+++ Extracted material +++
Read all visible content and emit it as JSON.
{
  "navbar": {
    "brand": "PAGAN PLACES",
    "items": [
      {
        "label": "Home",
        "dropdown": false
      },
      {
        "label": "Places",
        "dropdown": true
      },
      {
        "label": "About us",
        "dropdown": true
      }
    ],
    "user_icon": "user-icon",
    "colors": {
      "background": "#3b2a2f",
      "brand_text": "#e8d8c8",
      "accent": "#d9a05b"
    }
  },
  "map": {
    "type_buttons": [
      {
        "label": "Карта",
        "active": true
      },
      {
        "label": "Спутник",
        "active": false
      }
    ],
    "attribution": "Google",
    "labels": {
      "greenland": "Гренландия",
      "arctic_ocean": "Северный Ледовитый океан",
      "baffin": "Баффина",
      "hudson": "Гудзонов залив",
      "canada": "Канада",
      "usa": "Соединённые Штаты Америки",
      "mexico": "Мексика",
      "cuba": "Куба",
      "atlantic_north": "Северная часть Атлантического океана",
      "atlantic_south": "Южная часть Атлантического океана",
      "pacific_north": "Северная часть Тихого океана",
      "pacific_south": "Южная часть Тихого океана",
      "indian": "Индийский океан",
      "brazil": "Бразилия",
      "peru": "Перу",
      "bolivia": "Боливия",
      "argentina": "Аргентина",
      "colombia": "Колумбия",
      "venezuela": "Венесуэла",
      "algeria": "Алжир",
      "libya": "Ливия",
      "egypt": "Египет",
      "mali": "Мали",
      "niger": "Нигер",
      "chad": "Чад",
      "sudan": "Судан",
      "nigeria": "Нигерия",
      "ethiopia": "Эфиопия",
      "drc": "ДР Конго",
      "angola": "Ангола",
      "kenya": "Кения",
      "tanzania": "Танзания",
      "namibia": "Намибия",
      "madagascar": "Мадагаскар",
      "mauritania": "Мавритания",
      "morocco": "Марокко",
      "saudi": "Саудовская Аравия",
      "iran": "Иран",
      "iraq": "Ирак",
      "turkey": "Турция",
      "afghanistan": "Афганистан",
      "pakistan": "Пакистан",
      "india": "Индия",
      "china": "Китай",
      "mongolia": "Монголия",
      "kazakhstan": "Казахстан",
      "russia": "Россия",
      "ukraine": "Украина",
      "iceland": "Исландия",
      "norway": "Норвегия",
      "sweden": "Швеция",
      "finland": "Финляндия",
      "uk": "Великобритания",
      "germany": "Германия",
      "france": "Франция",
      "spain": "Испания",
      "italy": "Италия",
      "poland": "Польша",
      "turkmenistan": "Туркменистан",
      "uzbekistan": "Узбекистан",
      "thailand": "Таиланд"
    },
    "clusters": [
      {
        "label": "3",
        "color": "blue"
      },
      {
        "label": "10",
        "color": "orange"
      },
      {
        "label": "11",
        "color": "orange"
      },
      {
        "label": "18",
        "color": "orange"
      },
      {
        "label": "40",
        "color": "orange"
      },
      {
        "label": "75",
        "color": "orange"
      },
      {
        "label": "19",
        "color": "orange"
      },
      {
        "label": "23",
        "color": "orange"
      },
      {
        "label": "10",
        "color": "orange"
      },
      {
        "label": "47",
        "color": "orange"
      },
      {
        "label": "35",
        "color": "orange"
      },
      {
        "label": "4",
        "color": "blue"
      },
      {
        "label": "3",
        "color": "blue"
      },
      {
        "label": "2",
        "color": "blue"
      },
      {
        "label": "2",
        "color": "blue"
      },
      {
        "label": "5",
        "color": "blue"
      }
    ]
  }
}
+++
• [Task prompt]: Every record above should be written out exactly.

• [Answer for the task]:
Read all visible content and emit it as JSON.
{
  "navbar": {
    "brand": "PAGAN PLACES",
    "items": [
      {
        "label": "Home",
        "dropdown": false
      },
      {
        "label": "Places",
        "dropdown": true
      },
      {
        "label": "About us",
        "dropdown": true
      }
    ],
    "user_icon": "user-icon",
    "colors": {
      "background": "#3b2a2f",
      "brand_text": "#e8d8c8",
      "accent": "#d9a05b"
    }
  },
  "map": {
    "type_buttons": [
      {
        "label": "Карта",
        "active": true
      },
      {
        "label": "Спутник",
        "active": false
      }
    ],
    "attribution": "Google",
    "labels": {
      "greenland": "Гренландия",
      "arctic_ocean": "Северный Ледовитый океан",
      "baffin": "Баффина",
      "hudson": "Гудзонов залив",
      "canada": "Канада",
      "usa": "Соединённые Штаты Америки",
      "mexico": "Мексика",
      "cuba": "Куба",
      "atlantic_north": "Северная часть Атлантического океана",
      "atlantic_south": "Южная часть Атлантического океана",
      "pacific_north": "Северная часть Тихого океана",
      "pacific_south": "Южная часть Тихого океана",
      "indian": "Индийский океан",
      "brazil": "Бразилия",
      "peru": "Перу",
      "bolivia": "Боливия",
      "argentina": "Аргентина",
      "colombia": "Колумбия",
      "venezuela": "Венесуэла",
      "algeria": "Алжир",
      "libya": "Ливия",
      "egypt": "Египет",
      "mali": "Мали",
      "niger": "Нигер",
      "chad": "Чад",
      "sudan": "Судан",
      "nigeria": "Нигерия",
      "ethiopia": "Эфиопия",
      "drc": "ДР Конго",
      "angola": "Ангола",
      "kenya": "Кения",
      "tanzania": "Танзания",
      "namibia": "Намибия",
      "madagascar": "Мадагаскар",
      "mauritania": "Мавритания",
      "morocco": "Марокко",
      "saudi": "Саудовская Аравия",
      "iran": "Иран",
      "iraq": "Ирак",
      "turkey": "Турция",
      "afghanistan": "Афганистан",
      "pakistan": "Пакистан",
      "india": "Индия",
      "china": "Китай",
      "mongolia": "Монголия",
      "kazakhstan": "Казахстан",
      "russia": "Россия",
      "ukraine": "Украина",
      "iceland": "Исландия",
      "norway": "Норвегия",
      "sweden": "Швеция",
      "finland": "Финляндия",
      "uk": "Великобритания",
      "germany": "Германия",
      "france": "Франция",
      "spain": "Испания",
      "italy": "Италия",
      "poland": "Польша",
      "turkmenistan": "Туркменистан",
      "uzbekistan": "Узбекистан",
      "thailand": "Таиланд"
    },
    "clusters": [
      {
        "label": "3",
        "color": "blue"
      },
      {
        "label": "10",
        "color": "orange"
      },
      {
        "label": "11",
        "color": "orange"
      },
      {
        "label": "18",
        "color": "orange"
      },
      {
        "label": "40",
        "color": "orange"
      },
      {
        "label": "75",
        "color": "orange"
      },
      {
        "label": "19",
        "color": "orange"
      },
      {
        "label": "23",
        "color": "orange"
      },
      {
        "label": "10",
        "color": "orange"
      },
      {
        "label": "47",
        "color": "orange"
      },
      {
        "label": "35",
        "color": "orange"
      },
      {
        "label": "4",
        "color": "blue"
      },
      {
        "label": "3",
        "color": "blue"
      },
      {
        "label": "2",
        "color": "blue"
      },
      {
        "label": "2",
        "color": "blue"
      },
      {
        "label": "5",
        "color": "blue"
      }
    ]
  }
}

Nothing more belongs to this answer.